National Hackathon promotes student wellness and innovative thinking

The Experience Ventures National Hackathon wrapped up on March 29 at UCalgary. The final produced a remarkable series of firsts. It was the first-ever National Hackathon. First place went to a team from McMaster University whose members met for the first time at the hackathon kickoff. Their winning idea focused on helping first-year students develop healthy eating habits.

October 11, 2022

By: Experience Ventures

Team from McMaster University takes first place with an app that promotes healthy eating

The team members — Tanjot Grewal, Tracy Huynh, Ahsan Mazhar, Ahmed Sabrah, and Ajilan Sivaloganathan — based their idea on personal experience. All had struggled to eat well in their first year on campus. Mazhar, Sabrah, and Sivaloganathan are second-year students, so they drew on recent experience. Grewal and Huynh are in their fifth year but had no difficulty recalling their freshman years. “We all struggled to eat healthy during our first year,” Grewal says. “We want to help other students make healthier food choices.”

To do that, the team came up with a neat solution in five days. Their app would teach students about nutrition and help them make healthier choices. The app would identify healthy meals and offer a discount on meals that met the requirements of the Canada Food Guide. It would also let students set personalized goals and track their progress toward achieving them. The app would link to the meal plan that serves first-year students at McMaster, making it accessible and scalable. Teams were not required to build out their apps or other proposed solutions. Still, the winning pitch reflected a very productive five days. It’s even more impressive when you consider that the five team members had not met before. They all signed up individually and were assigned to a team by The Forge, a business incubator funded by McMaster.

Collaboration is the key

The five members all came from different backgrounds. Grewal is completing a co-op program in chemical biology. Huynh is at the same stage of a chemical engineering co-op. Mazhar is studying commerce, while Sabrah and Sivaloganathan are enrolled in computer engineering and health sciences, respectively. This meant that interdisciplinary collaboration was key to their success. That was intentional on the part of the organizers.

Experience Ventures was created by the Hunter Hub for Entrepreneurial Thinking in collaboration with eight other Canadian post-secondary schools. The program gives students paid job placements where they tackle real-world problems. Each of the 160 students who participated in the National Hackathon received $325. It’s designed to help students make valuable connections in their local communities as they hone entrepreneurial thinking skills like problem solving, risk management, and opportunity spotting.
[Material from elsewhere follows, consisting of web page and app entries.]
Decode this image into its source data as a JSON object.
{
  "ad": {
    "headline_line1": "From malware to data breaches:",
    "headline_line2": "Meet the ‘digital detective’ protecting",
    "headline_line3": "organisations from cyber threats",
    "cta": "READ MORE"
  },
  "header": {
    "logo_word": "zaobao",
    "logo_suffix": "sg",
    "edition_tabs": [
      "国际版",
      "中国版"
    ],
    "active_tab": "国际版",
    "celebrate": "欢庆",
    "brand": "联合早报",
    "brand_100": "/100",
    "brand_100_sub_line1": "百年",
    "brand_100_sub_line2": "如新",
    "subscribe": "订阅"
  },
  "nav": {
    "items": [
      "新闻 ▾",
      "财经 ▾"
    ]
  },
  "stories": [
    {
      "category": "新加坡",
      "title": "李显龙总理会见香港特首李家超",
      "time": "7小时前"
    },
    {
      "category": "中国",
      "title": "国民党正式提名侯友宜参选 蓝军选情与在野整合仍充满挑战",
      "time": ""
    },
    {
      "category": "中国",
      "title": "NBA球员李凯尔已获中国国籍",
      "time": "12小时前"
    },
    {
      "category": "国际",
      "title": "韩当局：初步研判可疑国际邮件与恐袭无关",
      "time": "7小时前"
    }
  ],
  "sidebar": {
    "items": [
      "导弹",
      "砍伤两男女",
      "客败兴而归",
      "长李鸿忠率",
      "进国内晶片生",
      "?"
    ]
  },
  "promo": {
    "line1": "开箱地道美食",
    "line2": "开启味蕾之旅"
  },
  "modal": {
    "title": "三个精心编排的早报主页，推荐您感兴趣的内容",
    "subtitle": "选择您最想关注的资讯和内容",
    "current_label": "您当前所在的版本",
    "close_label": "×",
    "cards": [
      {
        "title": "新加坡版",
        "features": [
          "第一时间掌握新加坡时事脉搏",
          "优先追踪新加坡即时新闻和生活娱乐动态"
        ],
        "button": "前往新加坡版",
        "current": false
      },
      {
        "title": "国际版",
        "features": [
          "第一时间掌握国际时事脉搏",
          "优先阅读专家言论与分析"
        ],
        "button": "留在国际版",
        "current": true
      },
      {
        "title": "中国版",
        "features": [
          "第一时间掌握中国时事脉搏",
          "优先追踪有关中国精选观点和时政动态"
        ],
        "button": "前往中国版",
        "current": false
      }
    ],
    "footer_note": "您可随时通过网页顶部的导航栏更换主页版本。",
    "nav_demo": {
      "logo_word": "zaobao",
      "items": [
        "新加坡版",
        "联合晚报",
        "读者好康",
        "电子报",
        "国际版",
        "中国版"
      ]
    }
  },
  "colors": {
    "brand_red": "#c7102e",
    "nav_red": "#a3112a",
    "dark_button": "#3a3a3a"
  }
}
All those traits were on display as the team from McMaster got down to work. The team met virtually to brainstorm ideas. They had no shortage. The team considered stocking healthy snacks in the pantries of first- year residences, training students in meal preparation and creating a reward system to promote health eating. “After much deliberation, we decided to go with our first idea, and brainstormed how it could be implemented,” Grewal says. “Since meal plan cards are typically used by universities, we decided that creating an app that connects the meal plan card to a rewards system would be practical and scalable.”

The judges at the National Hackathon final were impressed. They told the team that they were wise to tackle the Freshman 15, a well-known problem. The name refers to the weight gain experienced by many first-year students. Tackling this problem meant the students didn’t “try to boil the ocean” by taking on too much. The judges were also impressed that the team had thought out how the app would look and how the user interface would work.

All this praise — to say nothing of the $2,500 first-place cash award — was gratifying for the team members. The five also appreciate what they learned from the experience. “The hackathon definitely gave me more confidence to consider a career in entrepreneurship,” Huynh says. “We worked really hard to develop our idea and tackle it from every angle, so it felt good knowing that the judges saw merit in our solution.”

What would be even more fulfilling is seeing their idea implemented. “I think a lot of schools put the blame on students for their unhealthy eating habits, but in reality, it’s a systemic problem,” Huynh says. “The meal- plan system creates this reliance on convenient, unhealthy, takeout foods, and students leave residence life without the proper skills and habits to thrive on their own. I think we can do better.”


It’s no secret that many students find it difficult to adjust to campus life. That first year of university is full of new experiences. Many students are living away from home for the first time and struggle with their newfound independence. Freshman orientation helps students make connections and learn about on- campus supports, but some challenges persist.